A change is coming in the way most city of Hannibal departments communicate, which will enhance safety and cut costs.
A change is coming in the way most city of Hannibal departments communicate, which will enhance safety and cut costs. Those benefits will be provided by new microwave radio technology the City Council approved spending just under $45,000 for on Tuesday night.
At the top of the list of benefits is enhanced public safety, according to HPD Chief Lyndell Davis.
“Due to the geography of Hannibal, public safety radio communications with portable radios are often plagued with interference or ‘dead’ spots where communication is difficult or non-existent,” said Davis in an e-mail to the Courier-Post. “The fourth antenna site should improve our ability to communicate while using portable radios when out by the hospital, clinic, community college, etc.
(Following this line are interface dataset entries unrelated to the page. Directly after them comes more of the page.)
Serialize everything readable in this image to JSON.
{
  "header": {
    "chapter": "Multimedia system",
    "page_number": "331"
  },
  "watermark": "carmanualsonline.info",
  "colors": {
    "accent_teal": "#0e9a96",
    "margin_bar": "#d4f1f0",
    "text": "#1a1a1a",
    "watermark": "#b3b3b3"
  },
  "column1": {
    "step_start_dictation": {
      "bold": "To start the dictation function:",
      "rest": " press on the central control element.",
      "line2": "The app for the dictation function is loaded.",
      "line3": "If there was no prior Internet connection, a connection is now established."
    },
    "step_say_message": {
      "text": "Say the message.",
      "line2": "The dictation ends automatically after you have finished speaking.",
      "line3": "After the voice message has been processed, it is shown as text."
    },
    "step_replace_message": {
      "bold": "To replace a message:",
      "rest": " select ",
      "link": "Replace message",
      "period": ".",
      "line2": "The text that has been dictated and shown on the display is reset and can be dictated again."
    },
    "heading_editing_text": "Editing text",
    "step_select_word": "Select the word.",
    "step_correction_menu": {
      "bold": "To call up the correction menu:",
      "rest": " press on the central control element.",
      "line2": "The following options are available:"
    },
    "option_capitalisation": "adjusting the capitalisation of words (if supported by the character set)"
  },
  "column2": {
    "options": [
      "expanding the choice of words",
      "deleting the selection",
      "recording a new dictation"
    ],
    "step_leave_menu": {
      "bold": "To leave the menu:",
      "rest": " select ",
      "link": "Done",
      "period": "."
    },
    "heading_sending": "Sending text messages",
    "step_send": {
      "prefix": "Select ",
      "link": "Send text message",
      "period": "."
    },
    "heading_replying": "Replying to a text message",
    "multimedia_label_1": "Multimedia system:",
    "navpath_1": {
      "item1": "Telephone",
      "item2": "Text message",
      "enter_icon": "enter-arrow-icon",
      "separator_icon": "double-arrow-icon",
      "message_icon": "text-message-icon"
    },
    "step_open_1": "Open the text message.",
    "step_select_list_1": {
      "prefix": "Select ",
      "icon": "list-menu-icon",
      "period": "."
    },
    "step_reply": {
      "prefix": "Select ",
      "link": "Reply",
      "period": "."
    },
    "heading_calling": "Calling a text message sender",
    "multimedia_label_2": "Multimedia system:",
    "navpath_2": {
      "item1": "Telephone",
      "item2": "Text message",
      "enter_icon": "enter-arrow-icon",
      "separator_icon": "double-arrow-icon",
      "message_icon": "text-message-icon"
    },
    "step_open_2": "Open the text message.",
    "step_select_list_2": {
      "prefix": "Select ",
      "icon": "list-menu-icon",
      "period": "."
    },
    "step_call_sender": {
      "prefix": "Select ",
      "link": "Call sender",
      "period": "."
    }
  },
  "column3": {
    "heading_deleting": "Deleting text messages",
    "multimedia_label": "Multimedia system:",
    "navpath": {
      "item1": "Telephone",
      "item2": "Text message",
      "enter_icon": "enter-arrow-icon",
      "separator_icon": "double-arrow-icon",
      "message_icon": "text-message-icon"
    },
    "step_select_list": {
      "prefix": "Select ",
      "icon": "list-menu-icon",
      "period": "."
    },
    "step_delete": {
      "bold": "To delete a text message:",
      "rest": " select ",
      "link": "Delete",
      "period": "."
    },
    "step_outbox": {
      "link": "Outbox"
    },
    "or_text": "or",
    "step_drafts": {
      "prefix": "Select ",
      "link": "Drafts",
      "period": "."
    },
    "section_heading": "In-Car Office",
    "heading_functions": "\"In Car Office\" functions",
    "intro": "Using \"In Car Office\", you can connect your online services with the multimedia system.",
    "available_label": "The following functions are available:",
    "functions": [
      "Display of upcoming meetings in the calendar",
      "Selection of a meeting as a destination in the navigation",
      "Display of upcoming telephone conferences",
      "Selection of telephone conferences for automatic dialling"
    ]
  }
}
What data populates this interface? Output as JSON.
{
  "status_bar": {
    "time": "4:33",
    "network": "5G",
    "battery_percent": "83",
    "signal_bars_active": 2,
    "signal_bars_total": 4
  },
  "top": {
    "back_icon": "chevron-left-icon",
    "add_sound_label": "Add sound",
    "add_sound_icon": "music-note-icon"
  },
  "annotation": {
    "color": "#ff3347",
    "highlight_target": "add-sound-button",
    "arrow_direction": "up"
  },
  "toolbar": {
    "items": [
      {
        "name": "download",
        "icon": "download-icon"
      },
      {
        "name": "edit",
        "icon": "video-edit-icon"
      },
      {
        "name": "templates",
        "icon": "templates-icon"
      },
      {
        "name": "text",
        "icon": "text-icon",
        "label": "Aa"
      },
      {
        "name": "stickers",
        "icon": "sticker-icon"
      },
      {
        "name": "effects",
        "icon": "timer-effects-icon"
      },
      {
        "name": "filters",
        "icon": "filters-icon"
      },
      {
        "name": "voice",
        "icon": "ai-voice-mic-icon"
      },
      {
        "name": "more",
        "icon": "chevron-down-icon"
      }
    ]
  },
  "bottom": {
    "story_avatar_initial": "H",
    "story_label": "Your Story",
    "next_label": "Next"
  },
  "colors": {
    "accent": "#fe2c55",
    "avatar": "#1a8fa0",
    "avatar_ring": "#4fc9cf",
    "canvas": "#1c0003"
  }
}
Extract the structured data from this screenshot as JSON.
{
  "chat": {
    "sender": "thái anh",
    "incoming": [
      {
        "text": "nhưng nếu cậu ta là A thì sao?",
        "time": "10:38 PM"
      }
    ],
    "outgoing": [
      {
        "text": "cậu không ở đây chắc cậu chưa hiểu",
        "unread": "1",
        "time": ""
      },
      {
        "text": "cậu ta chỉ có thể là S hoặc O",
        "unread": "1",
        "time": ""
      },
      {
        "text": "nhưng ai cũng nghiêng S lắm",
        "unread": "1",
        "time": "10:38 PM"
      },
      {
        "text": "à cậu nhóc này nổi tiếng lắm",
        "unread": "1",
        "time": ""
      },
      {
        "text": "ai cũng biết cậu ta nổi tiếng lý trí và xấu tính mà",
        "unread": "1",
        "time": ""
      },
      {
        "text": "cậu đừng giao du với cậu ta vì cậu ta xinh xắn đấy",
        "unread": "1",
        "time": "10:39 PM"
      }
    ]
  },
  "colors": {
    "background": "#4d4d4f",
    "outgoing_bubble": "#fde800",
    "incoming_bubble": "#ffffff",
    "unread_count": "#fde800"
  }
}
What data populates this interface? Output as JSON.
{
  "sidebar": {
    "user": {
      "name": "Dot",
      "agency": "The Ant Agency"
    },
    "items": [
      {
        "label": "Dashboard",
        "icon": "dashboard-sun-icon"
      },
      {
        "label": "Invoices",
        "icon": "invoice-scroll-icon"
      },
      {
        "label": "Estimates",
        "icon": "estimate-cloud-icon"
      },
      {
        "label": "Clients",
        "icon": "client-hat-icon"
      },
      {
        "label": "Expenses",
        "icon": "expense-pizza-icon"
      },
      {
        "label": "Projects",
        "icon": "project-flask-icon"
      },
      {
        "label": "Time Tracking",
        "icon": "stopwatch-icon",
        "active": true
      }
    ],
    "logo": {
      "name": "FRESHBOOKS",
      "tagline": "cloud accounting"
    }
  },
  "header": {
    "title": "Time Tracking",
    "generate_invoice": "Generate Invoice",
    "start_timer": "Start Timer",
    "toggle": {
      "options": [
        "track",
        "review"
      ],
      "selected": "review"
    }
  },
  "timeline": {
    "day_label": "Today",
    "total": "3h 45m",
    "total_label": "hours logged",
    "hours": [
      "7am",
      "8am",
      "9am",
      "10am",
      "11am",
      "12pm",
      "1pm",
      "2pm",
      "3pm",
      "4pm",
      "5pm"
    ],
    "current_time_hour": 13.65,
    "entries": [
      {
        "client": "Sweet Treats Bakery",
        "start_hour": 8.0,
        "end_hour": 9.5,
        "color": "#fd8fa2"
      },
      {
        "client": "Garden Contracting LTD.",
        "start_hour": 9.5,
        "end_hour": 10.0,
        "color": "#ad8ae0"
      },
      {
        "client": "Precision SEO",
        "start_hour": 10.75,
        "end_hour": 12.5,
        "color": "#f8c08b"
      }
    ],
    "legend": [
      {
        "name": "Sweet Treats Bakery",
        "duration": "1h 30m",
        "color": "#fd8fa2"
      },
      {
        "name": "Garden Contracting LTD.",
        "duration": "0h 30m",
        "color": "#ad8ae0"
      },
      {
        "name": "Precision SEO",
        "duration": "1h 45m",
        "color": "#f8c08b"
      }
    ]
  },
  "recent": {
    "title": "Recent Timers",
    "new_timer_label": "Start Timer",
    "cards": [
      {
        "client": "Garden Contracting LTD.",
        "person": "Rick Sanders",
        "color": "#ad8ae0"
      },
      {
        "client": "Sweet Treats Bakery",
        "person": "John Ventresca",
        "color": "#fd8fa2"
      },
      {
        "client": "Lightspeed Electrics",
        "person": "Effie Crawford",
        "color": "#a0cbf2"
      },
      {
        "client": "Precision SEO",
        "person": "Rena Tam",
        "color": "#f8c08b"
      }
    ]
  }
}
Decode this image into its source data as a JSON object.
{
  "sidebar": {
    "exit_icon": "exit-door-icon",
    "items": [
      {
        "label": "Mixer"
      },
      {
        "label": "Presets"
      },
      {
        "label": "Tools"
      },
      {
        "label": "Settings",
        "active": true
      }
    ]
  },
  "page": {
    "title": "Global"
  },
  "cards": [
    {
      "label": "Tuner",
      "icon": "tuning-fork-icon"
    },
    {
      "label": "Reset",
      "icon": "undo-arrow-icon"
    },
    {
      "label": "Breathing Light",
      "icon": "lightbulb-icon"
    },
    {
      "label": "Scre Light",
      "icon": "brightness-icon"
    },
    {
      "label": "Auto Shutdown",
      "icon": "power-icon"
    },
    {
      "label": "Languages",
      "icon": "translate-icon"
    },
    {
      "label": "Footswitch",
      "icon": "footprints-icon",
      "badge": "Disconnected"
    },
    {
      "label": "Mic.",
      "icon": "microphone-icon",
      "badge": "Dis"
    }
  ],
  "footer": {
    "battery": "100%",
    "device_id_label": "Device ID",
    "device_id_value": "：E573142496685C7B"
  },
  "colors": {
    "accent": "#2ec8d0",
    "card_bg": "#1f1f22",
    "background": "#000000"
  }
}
There already has been significant development on the western part of the community with more to come so the fourth antenna site is a necessary step to insure the city can provide the best service possible by improving our ability to communicate.”
Improved communication will also make the job of officers a bit safer.
“Adequate ability to provide radio communication for our personnel when away from their vehicle allows officers to request assistance when needed and allows for dispatchers and supervisors to conduct verbal status/safety checks with public safety personnel,” said Davis. “It is not uncommon for incidents that might at first be stabilized to escalate in intensity instantly and the need for additional staffing or assistance from other agencies is required. Plus it is our practice to check those we make contact with for any outstanding warrants or any known violent tendencies.”
Another significant benefit the new system will provide is a cash savings for the fiscally stressed city. Because “multiple telephone land lines” will no longer be necessary to help provide radio communications, it is estimated the city will see a savings of $700 per month, according to City Clerk Angel Vance.
“This (microwave technology) will eliminate the need for point-to-point circuits,” she said. “It will definitely pay for itself in not too awful long based on our calculations, which will free up additional revenue.”
The change will not require updates or modifications to the overall radio system’s hardware – desk-mounted, hand-held and vehicle radio gear.
“We are not replacing the entire communication equipment, only the need for multiple telephone landlines,” said Davis. “The microwave technology will be used at all three of the current tower sites and the additional fourth site.”
The new fourth antenna site will be a Board of Public Works water tower. Davis thanked the BPW for its cooperation.
The radio system upgrade will not just benefit the HPD. According to Davis, the radio communications of the Fire, Parks & Recreation, Code Enforcement and Street departments will also be affected by the upcoming change, which will take place in the next month.
One thing that won’t be impacted by the change is one of the most popular pastimes in Hannibal – the monitoring of police and fire calls by the public.
“There should be no change to scanner traffic by the implementation of the microwave technology. The radio transmission heard by the scanner is received from the main tower after it has been sent there by the microwave antenna. Currently this is done by phone line,” said Davis.